### About this task
Go through the records and extract every line with the word "items".

### Records for this task
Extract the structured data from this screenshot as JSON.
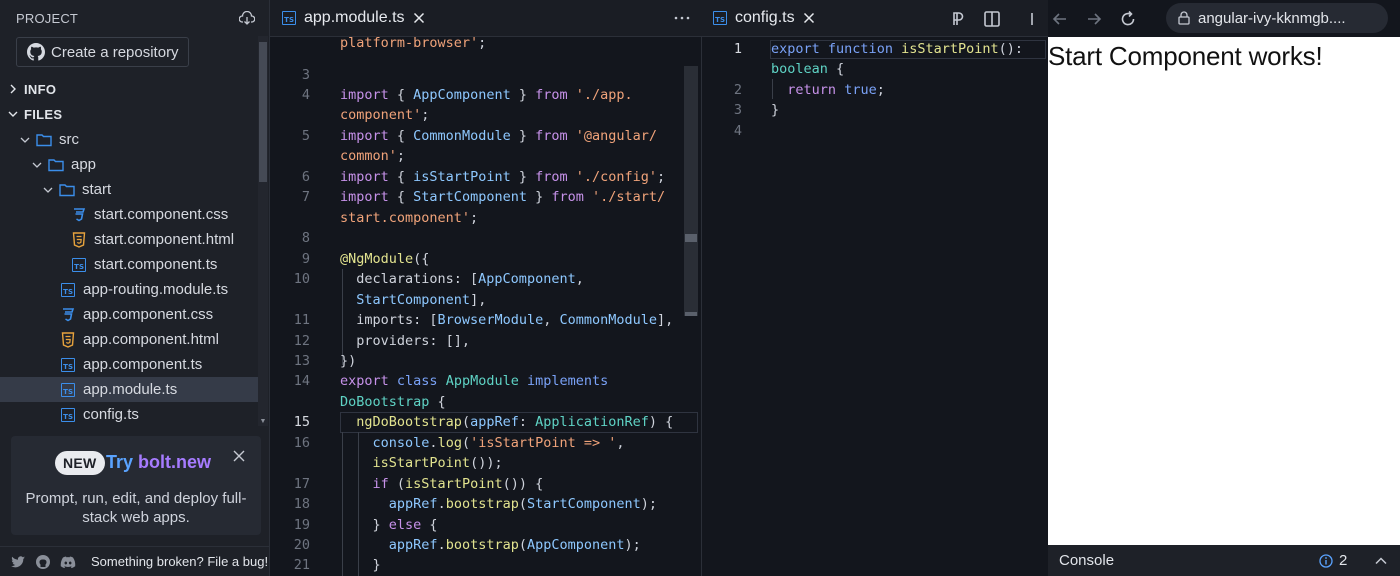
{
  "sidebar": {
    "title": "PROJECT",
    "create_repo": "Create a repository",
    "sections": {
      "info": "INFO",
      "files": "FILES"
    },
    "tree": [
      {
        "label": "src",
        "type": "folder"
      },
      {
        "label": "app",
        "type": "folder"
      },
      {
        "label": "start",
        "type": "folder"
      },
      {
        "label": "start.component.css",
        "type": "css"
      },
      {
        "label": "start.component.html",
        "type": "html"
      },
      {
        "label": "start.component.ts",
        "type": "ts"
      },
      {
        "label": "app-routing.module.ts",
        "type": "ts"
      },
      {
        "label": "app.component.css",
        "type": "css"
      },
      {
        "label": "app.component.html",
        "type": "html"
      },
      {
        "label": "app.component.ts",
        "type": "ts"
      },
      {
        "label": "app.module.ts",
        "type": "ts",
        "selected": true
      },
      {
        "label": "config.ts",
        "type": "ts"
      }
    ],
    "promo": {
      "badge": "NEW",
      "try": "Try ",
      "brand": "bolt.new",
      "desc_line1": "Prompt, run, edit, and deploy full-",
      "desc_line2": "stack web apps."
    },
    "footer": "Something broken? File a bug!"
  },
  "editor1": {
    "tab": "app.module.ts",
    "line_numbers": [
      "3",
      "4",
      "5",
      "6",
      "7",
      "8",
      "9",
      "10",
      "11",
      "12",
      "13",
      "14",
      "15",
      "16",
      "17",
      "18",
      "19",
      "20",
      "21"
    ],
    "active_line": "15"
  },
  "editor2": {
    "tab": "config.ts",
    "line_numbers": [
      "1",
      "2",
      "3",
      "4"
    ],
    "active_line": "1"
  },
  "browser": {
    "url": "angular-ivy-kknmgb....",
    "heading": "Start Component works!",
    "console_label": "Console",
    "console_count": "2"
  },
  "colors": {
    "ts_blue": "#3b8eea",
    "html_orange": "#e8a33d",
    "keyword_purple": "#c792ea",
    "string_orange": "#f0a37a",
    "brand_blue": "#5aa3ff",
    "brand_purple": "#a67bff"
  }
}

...

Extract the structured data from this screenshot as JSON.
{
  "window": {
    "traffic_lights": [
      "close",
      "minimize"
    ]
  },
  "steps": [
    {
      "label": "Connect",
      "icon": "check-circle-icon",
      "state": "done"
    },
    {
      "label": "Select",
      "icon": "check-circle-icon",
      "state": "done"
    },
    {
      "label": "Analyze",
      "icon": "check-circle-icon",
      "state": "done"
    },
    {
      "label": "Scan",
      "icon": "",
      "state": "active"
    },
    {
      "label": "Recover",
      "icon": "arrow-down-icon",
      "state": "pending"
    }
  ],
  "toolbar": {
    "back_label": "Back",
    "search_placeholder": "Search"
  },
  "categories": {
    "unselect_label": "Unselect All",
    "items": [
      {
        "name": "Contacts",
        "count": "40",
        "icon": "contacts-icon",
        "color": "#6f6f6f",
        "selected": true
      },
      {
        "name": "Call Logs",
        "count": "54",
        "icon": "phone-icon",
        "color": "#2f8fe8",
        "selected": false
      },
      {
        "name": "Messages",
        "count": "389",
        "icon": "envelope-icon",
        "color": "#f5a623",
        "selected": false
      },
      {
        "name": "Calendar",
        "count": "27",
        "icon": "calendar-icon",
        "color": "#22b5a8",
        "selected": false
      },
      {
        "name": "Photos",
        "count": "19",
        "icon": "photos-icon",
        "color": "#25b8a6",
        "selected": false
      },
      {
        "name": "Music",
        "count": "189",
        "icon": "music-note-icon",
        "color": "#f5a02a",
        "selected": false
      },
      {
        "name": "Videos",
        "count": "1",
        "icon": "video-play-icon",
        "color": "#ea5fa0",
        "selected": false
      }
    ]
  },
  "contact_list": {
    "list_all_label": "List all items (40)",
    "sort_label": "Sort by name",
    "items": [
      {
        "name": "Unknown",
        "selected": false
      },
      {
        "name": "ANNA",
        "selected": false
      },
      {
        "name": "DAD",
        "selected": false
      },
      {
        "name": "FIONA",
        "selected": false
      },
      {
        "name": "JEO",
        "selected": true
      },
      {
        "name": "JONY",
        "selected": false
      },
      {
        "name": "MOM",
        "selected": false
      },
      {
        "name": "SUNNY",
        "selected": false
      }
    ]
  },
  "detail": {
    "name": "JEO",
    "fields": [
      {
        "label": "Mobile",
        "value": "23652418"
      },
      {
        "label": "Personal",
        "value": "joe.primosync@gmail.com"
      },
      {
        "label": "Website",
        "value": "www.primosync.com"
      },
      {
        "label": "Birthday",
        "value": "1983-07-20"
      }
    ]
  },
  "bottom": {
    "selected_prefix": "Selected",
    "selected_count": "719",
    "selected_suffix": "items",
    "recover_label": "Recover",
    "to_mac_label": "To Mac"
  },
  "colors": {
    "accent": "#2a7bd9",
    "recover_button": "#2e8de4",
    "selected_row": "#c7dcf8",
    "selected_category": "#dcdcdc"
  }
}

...

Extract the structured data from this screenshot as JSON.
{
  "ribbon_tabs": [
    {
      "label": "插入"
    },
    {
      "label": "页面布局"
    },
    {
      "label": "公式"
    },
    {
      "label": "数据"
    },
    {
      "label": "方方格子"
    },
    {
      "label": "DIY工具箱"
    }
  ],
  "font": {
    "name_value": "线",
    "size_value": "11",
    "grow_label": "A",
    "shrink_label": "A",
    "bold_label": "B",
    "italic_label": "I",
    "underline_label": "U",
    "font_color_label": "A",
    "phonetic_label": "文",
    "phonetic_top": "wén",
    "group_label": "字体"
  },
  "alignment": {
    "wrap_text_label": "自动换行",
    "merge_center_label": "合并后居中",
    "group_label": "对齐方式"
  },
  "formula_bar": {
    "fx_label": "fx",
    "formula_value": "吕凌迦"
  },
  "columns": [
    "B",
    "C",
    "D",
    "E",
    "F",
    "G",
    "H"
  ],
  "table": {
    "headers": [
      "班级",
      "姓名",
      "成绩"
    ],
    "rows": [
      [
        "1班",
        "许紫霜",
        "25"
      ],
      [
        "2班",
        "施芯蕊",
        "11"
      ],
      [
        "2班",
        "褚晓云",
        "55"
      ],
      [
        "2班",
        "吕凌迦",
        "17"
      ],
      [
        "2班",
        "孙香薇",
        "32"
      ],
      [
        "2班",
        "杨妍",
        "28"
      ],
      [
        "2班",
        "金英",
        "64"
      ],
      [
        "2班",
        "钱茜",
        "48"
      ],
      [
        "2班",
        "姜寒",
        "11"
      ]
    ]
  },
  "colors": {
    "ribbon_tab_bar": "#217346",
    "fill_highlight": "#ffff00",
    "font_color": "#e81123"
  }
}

### Result below
    "items": [
    "list_all_label": "List all items (40)",
    "items": [
    "selected_suffix": "items",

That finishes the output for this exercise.